Work instructions: Please give only the number of lines in the listing below that contain "date".

Source records:

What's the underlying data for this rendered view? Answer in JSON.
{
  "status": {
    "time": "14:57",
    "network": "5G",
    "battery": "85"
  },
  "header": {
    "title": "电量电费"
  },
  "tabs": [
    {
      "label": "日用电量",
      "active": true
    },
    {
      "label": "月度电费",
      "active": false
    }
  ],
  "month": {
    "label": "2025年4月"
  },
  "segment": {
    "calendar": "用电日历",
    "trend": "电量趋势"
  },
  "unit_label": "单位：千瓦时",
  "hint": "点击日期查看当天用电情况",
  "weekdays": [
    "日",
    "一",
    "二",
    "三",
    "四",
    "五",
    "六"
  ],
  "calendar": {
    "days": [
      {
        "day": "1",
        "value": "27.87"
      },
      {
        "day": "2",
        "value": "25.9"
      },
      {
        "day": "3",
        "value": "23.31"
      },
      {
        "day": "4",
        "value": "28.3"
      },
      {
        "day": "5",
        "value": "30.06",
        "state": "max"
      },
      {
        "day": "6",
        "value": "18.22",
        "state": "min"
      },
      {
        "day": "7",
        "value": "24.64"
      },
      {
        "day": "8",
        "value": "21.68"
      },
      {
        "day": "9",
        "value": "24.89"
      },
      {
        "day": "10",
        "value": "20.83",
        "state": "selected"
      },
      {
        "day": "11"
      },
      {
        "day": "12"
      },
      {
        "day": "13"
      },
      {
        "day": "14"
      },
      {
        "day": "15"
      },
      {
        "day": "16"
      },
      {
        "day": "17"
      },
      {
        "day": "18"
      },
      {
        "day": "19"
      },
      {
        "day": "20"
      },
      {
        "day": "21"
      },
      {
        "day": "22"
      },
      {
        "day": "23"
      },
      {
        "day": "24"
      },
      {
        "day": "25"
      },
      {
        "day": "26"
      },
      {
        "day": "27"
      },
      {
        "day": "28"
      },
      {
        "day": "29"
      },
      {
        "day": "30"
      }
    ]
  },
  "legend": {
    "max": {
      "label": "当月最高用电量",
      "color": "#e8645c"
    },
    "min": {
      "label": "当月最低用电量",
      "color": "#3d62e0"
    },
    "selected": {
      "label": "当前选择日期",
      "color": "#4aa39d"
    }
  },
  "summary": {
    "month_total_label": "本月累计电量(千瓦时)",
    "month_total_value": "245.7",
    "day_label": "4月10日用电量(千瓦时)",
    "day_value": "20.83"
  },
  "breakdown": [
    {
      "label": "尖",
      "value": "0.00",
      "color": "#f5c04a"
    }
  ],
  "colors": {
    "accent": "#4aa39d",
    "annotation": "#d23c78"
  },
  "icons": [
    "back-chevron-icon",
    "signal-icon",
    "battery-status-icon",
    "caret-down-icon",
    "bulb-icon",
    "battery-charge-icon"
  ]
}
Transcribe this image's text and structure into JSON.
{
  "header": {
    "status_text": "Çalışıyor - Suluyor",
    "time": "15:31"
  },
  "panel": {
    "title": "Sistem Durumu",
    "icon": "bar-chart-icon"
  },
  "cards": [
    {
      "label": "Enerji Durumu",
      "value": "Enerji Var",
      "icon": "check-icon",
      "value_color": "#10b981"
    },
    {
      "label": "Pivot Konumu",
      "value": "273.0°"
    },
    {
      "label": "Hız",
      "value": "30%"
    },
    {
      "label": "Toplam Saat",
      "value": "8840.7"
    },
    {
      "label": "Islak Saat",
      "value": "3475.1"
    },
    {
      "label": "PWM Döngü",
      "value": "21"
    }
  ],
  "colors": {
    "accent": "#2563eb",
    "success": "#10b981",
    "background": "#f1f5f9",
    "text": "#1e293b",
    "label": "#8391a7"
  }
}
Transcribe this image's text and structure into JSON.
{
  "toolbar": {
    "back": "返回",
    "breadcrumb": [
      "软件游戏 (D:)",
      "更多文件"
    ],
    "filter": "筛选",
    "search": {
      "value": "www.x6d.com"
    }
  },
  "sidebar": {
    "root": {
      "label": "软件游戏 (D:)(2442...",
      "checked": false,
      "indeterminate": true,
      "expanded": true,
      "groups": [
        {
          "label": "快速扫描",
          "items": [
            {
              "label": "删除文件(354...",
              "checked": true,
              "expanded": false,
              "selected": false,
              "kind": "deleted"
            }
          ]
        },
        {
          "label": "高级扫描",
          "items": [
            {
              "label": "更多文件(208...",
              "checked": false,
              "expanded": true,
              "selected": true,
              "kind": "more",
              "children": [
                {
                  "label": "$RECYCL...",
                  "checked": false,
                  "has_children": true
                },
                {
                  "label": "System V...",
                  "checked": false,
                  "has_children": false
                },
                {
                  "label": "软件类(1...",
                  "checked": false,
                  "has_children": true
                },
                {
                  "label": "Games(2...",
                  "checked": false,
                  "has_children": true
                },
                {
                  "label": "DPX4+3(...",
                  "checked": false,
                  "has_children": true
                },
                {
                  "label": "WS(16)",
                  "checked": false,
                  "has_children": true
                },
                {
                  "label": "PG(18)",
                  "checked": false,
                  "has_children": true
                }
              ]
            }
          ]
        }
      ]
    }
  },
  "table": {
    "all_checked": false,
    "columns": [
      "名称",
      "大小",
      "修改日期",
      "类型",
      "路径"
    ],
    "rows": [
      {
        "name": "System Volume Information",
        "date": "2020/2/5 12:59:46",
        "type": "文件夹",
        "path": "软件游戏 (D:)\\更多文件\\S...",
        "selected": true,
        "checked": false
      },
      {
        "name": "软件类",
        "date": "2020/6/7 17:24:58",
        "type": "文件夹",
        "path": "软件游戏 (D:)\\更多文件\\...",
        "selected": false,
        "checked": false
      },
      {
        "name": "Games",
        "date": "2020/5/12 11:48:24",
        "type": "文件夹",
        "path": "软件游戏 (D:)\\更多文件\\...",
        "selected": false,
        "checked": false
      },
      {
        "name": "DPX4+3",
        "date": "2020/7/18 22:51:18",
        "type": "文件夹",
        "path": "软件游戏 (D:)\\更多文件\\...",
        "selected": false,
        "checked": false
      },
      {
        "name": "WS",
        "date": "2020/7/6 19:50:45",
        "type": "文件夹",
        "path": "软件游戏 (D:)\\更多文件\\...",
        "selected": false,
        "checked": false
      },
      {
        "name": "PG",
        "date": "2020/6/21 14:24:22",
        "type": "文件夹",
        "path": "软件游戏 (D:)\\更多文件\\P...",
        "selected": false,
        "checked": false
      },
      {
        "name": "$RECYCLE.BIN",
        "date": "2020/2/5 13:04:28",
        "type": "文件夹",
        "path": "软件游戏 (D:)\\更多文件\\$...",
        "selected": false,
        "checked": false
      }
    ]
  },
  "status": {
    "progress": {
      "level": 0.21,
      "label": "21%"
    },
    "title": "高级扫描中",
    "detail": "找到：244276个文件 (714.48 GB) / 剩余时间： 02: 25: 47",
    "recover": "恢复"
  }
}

Finished exercise: 7